Thursday, March 28, 2013

It’s Got Track'ster Soul: Kia Unveils Second Generation of its Compact “Urban Utility Vehicle”

Don Copy From This Blog...

Protected by Copyscape Plagiarism Detection


Like the late Frank Sinatra said “if you can make it there, you’ll make it everywhere” – which is why Kia chose the Big Apple, a city it rightly names as the world’s most iconic metropolis, to launch the second generation, 2014 Soul.
Mind you, despite retaining the distinctive profile the new Soul is not a revamp of the current model that was launched in 2009 but an all-new car that rides on a new platform that’s 28.7 stiffer than before. The second-generation Soul was designed by Kia’s California studio, which drew inspiration from the Track’ster concept that was unveiled at the 2012 Chicago Auto Show, and engineered both in the US and Korea.
Compared to the outgoing model, the wheelbase has grown by 20.3 mm, to 2,570 and the width by 15.24 mm to 1,800mm, while the height has remained the same at 1,610 mm. This means that front and rear legroom have increased by 20.3 and 5.1 mm respectively, front headroom by 5.1 mm and front shoulder room by 7.62 mm.
Design wise, the new car has kept the shape of the glasshouse, the vertically-mounted taillights and the tall riding height of the first Soul and added the Track’ster-inspired trapezoidal front air intake, redesigned grille and LED daytime running lights and real “halo” lights that are also seen in the 2014 Sorento and Forte sedan.
“The all-new Soul was one of the more difficult assignments we’ve taken on”, said Tom Kearns, chief designer at the company’s California studio. “Striking the right balance between the wonderful design of the current car with the audacious proportions and stance of the Track’ster was daunting. It proved to be a truly collaborative effort with guidance from Peter Schreyer in Frankfurt and assistance from our studio in Korea.
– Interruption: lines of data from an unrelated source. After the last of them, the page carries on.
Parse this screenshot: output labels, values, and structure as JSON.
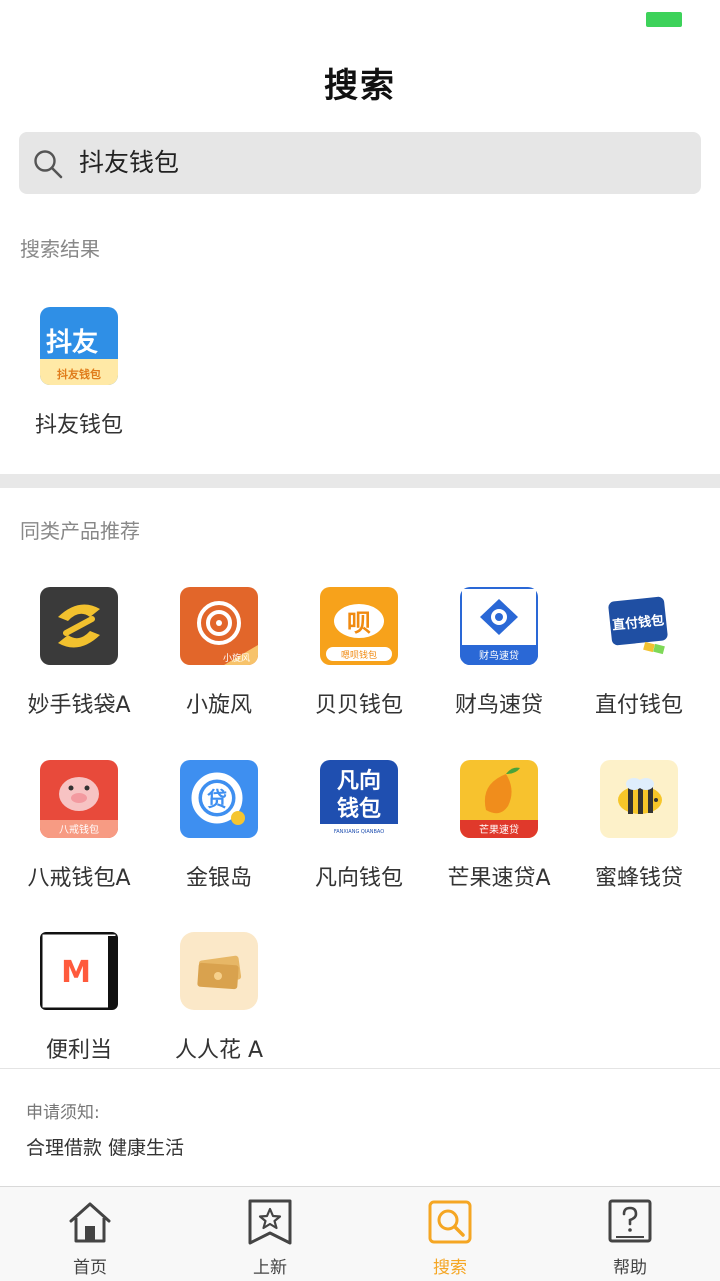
{
  "page_title": "搜索",
  "search": {
    "query": "抖友钱包"
  },
  "results": {
    "label": "搜索结果",
    "items": [
      {
        "name": "抖友钱包",
        "icon": "douyou-wallet-icon",
        "icon_text_top": "抖友",
        "icon_text_bottom": "抖友钱包"
      }
    ]
  },
  "recommend": {
    "label": "同类产品推荐",
    "items": [
      {
        "name": "妙手钱袋A"
      },
      {
        "name": "小旋风",
        "icon_badge": "小旋风"
      },
      {
        "name": "贝贝钱包",
        "icon_glyph": "呗",
        "icon_badge": "嗯呗钱包"
      },
      {
        "name": "财鸟速贷",
        "icon_badge": "财鸟速贷"
      },
      {
        "name": "直付钱包",
        "icon_glyph": "直付钱包"
      },
      {
        "name": "八戒钱包A",
        "icon_badge": "八戒钱包"
      },
      {
        "name": "金银岛",
        "icon_glyph": "贷"
      },
      {
        "name": "凡向钱包",
        "icon_glyph_top": "凡向",
        "icon_glyph_bottom": "钱包",
        "icon_small": "FANXIANG QIANBAO"
      },
      {
        "name": "芒果速贷A",
        "icon_badge": "芒果速贷"
      },
      {
        "name": "蜜蜂钱贷"
      },
      {
        "name": "便利当",
        "icon_glyph": "M"
      },
      {
        "name": "人人花 A"
      }
    ]
  },
  "notice": {
    "title": "申请须知:",
    "text": "合理借款 健康生活"
  },
  "tabs": [
    {
      "label": "首页",
      "icon": "home-icon"
    },
    {
      "label": "上新",
      "icon": "star-bookmark-icon"
    },
    {
      "label": "搜索",
      "icon": "search-tab-icon",
      "active": true
    },
    {
      "label": "帮助",
      "icon": "help-icon"
    }
  ],
  "colors": {
    "accent": "#f5a623",
    "battery": "#3dd25a",
    "search_bg": "#e6e6e6"
  }
}
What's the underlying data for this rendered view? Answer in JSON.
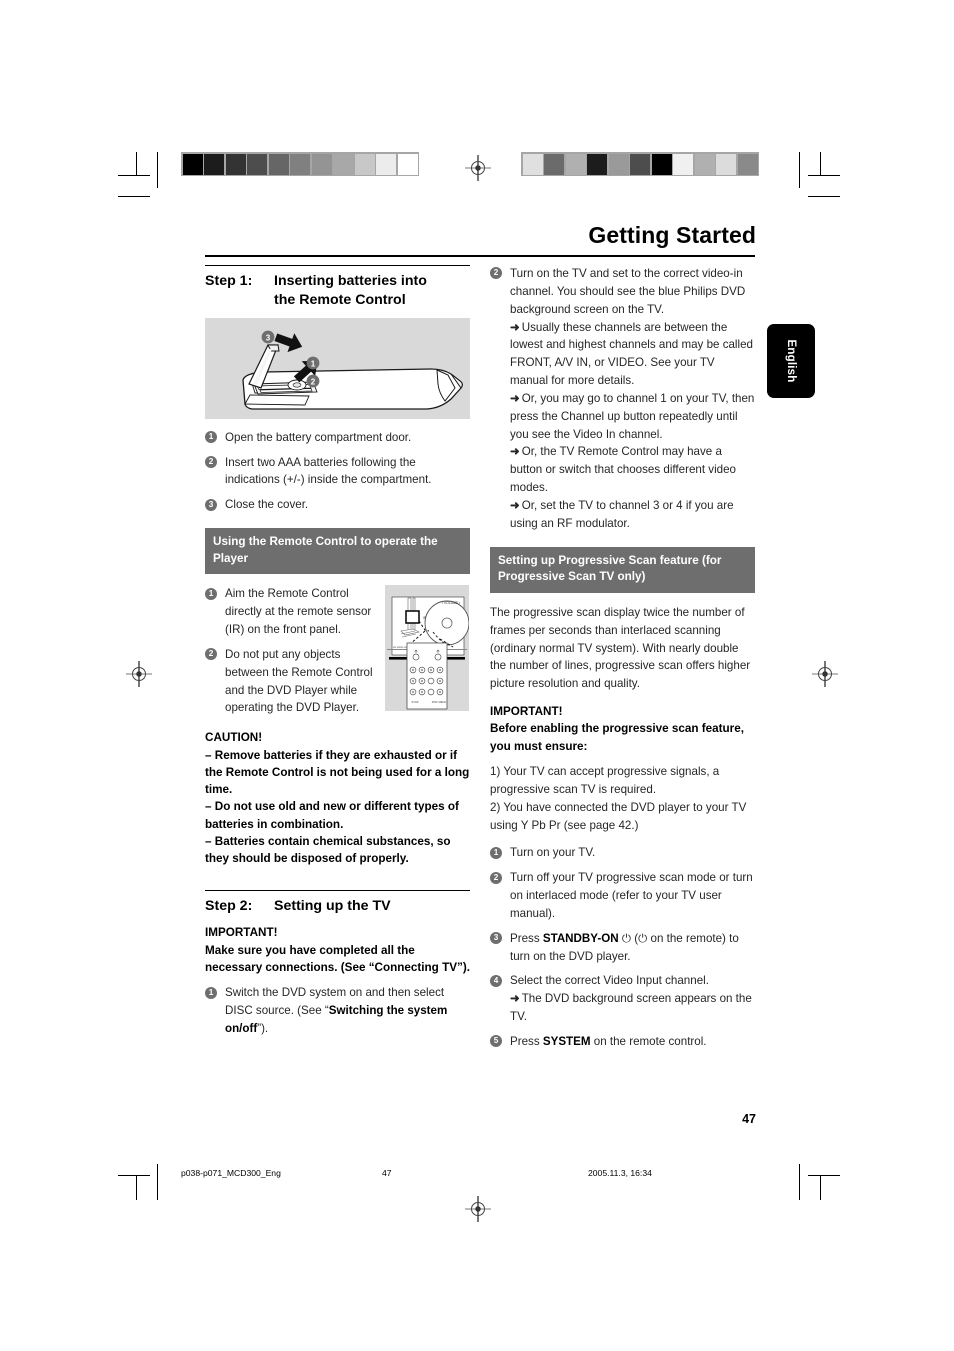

In the end, we’ve kept the essence of Soul while infusing it with more presence inside and out.”
The cabin features a circular motif, with Kearn noting that his design team “wanted to lift as many of the Track’ster’s interior reference points as possible”. There’s a triple-center instrument cluster, circle door panels for the power window and lock switches, and circular pods for the audio and trip control buttons at the steering wheel – which, as you’ve probably have guessed, is circular, too!
On the other hand, the eight-inch HD capacitive touch screen is most certainly not circular, but it does offer a wide viewing angle and one-finger scrolling between menus and features like the UVO eServices infotainment system.
Ultra-high and high strength steel make up a full 66 percent of the chassis construction, allowing for lower weight and improved torsional rigidity. The suspension layout is the same as before, with McPherson struts up front and a torsion beam axle at the rear, but it has been thoroughly revised for better handling and the steering box has been moved to the rear for improved feel.
The Base version of the 2014 Soul is powered by a 1.6-liter GDI (Gasoline Direct Injection) four-cylinder with 130HP and 118 lb-ft (160 Nm) of torque. The Plus and Exclaim models feature the 2.0-liter NU unit that’s rated at 164HP and 151 lb-ft (205 Nm) of torque. Buyers of the Base and the Plus Soul can choose between a manual or an automatic transmission, both six-speeders, while the Exclaim is available only with the auto.
By Andrew Tsaousis





Post a Comment

//PART 2